Is Olive Oil Safe?
As previously mentioned, olive oil is ideal as a salad dressing and should not be used for cooking, as it can be easily damaged by heat. Polyunsaturated fats, which include common vegetable oils such as corn, soy, safflower, sunflower, and canola, are the worst oils to use — they have double bonds that make them highly susceptible to heat damage.
1. Rancidity – Remember that rancid olive oil smells like crayons, tastes like rancid nuts, and has a greasy mouth feel. So beware of leaving your bottle of olive oil right on the counter, opening and closing it multiple times in a week. Any time it is exposed to air and/or light, it oxidizes.
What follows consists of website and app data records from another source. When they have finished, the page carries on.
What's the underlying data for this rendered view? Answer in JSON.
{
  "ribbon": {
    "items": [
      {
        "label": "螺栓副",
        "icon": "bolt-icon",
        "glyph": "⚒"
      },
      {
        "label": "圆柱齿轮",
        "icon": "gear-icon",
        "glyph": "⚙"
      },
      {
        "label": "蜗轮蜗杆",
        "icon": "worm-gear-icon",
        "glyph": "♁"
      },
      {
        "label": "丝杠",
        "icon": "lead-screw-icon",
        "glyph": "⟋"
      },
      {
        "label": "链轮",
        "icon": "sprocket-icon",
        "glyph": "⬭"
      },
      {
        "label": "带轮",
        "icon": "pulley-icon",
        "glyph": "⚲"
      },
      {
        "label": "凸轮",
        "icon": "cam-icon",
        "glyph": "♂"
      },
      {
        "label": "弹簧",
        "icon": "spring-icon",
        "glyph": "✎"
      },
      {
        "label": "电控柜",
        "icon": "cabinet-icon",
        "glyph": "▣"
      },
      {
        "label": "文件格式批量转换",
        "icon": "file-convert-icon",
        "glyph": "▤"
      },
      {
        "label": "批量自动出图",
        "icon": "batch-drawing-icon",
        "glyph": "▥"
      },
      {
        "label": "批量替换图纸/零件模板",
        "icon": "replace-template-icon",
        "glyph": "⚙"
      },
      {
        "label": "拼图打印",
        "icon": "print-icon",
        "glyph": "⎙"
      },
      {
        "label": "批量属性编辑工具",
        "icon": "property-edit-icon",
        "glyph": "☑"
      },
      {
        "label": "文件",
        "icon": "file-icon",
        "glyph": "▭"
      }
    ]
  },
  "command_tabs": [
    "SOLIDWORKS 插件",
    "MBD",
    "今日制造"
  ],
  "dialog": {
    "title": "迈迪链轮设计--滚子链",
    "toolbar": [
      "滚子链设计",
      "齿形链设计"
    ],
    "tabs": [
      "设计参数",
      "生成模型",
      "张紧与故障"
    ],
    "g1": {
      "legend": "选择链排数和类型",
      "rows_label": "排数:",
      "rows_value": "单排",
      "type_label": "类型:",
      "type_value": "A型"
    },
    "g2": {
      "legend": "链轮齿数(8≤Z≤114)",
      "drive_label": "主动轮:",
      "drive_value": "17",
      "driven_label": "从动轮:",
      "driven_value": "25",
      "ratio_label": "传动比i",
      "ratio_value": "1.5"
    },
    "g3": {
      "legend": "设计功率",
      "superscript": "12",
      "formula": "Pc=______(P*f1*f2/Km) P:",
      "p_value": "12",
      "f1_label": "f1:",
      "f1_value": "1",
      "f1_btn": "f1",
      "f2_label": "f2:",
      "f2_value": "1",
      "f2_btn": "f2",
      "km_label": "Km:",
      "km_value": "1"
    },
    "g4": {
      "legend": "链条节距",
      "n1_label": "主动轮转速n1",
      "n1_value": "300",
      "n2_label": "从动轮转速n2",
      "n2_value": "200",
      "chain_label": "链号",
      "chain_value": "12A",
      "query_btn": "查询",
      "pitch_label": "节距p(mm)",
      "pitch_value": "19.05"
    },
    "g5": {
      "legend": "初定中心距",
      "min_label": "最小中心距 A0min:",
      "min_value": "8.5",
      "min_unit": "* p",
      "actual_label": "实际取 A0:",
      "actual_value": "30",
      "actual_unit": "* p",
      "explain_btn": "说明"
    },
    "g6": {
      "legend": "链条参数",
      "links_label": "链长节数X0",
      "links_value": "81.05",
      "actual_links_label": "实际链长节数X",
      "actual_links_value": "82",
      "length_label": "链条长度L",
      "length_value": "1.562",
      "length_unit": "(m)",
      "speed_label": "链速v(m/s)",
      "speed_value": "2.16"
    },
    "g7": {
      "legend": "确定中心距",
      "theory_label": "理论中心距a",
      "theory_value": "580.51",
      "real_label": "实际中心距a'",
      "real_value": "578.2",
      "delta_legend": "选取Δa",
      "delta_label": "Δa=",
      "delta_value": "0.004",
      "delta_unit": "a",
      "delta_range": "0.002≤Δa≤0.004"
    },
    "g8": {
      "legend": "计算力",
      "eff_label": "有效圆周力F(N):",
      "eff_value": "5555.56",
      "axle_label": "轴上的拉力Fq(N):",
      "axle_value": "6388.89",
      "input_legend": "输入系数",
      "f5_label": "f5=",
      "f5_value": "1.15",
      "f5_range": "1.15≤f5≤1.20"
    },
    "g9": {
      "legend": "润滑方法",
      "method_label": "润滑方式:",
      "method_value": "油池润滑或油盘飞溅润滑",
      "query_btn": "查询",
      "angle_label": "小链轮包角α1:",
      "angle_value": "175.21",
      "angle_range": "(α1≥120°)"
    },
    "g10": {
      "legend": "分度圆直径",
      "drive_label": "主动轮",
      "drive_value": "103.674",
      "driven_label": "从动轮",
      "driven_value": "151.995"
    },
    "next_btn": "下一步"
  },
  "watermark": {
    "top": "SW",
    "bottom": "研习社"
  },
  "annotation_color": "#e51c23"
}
The chlorophyll in extra virgin olive oil speeds up the oxidation of the unsaturated fats.
Treat olive oil as you would other sensitive omega-3 oils by keeping it in a cool and dark place, purchasing smaller bottles instead of larger ones to ensure freshness, and immediately replacing the cap after each pour.
2. Fusty oil – Your oil should not have a fermented smell to it, reminiscent of sweaty socks or swampy vegetation. See this quality on table olives — brown and mushy Kalamata-style olives show the flavor of fusty.
3. Moldy olives – If your olive oil tastes dusty or musty, it's likely because it was made from moldy olives..
4. Wine or vinegar flavor – If it tastes like it has undertones of wine and vinegar, it's probably because the olives underwent fermentation with oxygen, which leads to the sharp, unpleasant flavor.